EXERCISE DETAILS: Take every line from the material that has the word "keys" in it.
==========
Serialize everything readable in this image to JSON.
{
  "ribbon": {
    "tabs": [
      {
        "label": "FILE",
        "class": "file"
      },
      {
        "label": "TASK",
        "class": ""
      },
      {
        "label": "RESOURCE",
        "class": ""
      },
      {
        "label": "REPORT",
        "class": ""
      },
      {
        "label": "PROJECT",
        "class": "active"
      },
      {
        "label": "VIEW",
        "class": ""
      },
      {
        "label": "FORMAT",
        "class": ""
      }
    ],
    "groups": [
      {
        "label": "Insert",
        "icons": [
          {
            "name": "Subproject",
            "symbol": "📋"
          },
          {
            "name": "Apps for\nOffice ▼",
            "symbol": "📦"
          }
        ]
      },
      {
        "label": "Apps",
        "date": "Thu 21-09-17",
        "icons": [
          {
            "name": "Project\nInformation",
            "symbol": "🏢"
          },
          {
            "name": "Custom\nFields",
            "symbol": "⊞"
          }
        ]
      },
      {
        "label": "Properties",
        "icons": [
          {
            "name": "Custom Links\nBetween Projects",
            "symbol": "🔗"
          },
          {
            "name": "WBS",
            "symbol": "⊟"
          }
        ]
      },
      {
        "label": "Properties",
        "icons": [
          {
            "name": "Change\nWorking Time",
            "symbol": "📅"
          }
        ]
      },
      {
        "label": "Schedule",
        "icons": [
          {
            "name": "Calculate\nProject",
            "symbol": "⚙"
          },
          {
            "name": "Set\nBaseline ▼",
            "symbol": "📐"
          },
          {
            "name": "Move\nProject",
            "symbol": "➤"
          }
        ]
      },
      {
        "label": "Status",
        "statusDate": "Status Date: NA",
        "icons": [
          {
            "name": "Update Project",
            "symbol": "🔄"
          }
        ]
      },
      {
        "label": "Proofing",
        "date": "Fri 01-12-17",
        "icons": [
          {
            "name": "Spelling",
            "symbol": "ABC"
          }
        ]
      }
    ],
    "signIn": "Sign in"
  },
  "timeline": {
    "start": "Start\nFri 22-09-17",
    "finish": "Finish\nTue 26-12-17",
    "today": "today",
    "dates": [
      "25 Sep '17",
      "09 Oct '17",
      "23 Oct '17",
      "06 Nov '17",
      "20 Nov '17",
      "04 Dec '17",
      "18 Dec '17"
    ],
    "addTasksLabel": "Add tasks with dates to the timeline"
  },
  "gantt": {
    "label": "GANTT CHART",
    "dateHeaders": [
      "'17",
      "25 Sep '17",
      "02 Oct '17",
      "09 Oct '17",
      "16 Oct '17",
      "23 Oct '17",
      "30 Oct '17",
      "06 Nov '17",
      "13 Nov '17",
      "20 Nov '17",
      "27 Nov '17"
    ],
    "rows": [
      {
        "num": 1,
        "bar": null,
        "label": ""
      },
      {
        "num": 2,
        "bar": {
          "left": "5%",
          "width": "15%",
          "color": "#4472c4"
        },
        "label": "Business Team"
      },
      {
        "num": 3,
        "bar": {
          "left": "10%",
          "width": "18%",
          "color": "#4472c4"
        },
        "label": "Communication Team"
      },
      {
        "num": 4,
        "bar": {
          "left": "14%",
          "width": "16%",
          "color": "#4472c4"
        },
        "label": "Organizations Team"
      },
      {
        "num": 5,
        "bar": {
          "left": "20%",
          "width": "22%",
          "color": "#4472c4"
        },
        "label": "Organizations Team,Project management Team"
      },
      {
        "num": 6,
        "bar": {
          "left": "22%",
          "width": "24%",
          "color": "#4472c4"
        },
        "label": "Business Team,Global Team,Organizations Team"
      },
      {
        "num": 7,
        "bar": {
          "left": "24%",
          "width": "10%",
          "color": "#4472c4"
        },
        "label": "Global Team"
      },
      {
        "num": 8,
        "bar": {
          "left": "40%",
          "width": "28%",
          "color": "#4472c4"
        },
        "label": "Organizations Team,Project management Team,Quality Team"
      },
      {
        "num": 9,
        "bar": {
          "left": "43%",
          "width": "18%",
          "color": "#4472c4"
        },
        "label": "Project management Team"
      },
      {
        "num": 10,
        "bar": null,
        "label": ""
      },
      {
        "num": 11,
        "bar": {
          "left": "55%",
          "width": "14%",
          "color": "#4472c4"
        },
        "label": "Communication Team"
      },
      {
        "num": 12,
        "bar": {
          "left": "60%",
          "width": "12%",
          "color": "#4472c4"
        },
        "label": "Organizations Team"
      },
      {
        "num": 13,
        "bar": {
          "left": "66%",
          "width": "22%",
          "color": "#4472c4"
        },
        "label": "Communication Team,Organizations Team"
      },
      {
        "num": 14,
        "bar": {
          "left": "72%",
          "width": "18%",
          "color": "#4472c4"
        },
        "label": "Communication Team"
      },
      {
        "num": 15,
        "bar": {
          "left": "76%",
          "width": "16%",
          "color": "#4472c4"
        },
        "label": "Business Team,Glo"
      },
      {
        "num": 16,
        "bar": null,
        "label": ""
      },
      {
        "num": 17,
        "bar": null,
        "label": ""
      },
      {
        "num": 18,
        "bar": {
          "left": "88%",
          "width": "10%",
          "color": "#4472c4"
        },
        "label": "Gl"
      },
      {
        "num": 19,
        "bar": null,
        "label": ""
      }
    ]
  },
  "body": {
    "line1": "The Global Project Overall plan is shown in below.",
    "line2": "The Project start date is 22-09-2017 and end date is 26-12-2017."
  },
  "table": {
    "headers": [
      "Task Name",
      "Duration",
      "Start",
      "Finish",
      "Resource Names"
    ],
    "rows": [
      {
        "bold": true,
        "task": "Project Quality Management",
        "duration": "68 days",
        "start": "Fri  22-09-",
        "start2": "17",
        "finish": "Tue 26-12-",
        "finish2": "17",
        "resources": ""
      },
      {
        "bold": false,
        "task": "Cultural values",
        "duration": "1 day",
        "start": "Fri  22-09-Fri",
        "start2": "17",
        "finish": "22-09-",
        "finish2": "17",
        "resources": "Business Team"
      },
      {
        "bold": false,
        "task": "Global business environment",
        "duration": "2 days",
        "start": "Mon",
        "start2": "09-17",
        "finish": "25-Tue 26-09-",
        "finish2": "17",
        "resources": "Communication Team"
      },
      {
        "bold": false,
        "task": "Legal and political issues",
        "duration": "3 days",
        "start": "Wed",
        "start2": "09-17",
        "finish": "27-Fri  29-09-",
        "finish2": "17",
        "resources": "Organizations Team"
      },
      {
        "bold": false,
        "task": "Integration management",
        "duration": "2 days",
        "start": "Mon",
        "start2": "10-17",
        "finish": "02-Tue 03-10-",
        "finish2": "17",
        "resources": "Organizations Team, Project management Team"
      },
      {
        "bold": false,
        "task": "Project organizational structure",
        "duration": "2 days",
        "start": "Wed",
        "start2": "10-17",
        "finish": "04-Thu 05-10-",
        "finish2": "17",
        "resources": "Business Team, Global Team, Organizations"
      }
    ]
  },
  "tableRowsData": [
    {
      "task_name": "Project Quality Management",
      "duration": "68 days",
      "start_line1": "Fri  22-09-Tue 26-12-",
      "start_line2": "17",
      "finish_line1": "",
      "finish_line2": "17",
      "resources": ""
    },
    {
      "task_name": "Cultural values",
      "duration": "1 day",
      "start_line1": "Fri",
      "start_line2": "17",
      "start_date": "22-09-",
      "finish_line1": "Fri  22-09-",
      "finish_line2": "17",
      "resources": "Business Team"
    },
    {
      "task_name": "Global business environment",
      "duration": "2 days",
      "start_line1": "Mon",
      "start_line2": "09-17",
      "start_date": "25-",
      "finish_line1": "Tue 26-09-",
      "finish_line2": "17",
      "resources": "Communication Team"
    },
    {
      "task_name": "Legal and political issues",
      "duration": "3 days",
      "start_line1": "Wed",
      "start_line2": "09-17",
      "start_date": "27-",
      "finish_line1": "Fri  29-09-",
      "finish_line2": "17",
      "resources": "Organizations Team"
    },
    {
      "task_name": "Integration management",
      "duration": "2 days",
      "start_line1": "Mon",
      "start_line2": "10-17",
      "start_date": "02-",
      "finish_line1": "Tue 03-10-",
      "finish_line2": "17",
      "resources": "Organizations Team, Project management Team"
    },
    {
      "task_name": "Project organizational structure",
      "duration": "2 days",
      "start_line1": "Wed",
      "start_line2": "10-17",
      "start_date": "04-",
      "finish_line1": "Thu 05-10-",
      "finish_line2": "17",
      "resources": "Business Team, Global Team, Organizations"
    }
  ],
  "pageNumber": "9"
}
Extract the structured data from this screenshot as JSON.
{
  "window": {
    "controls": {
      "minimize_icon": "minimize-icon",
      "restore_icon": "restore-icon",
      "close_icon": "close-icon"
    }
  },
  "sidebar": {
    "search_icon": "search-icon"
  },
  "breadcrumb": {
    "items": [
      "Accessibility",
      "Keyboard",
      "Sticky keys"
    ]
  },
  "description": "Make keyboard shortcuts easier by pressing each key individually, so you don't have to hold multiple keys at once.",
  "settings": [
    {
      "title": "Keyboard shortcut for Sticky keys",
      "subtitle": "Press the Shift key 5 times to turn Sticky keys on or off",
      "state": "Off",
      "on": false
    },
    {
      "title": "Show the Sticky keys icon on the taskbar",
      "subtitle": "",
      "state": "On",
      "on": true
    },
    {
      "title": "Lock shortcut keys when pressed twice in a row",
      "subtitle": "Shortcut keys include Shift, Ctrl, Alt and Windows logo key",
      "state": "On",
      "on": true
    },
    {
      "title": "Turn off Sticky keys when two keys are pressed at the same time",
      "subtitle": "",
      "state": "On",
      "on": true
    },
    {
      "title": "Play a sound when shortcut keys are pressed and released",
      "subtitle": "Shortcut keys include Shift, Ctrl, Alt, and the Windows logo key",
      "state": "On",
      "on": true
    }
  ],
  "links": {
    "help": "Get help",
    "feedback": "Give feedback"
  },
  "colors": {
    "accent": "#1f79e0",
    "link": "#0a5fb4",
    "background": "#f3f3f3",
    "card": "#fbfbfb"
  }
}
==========
THE COMPLETED TASK:
      "Sticky keys"
  "description": "Make keyboard shortcuts easier by pressing each key individually, so you don't have to hold multiple keys at once.",
      "title": "Keyboard shortcut for Sticky keys",
      "subtitle": "Press the Shift key 5 times to turn Sticky keys on or off",
      "title": "Show the Sticky keys icon on the taskbar",
      "title": "Lock shortcut keys when pressed twice in a row",
      "subtitle": "Shortcut keys include Shift, Ctrl, Alt and Windows logo key",
      "title": "Turn off Sticky keys when two keys are pressed at the same time",
      "title": "Play a sound when shortcut keys are pressed and released",
      "subtitle": "Shortcut keys include Shift, Ctrl, Alt, and the Windows logo key",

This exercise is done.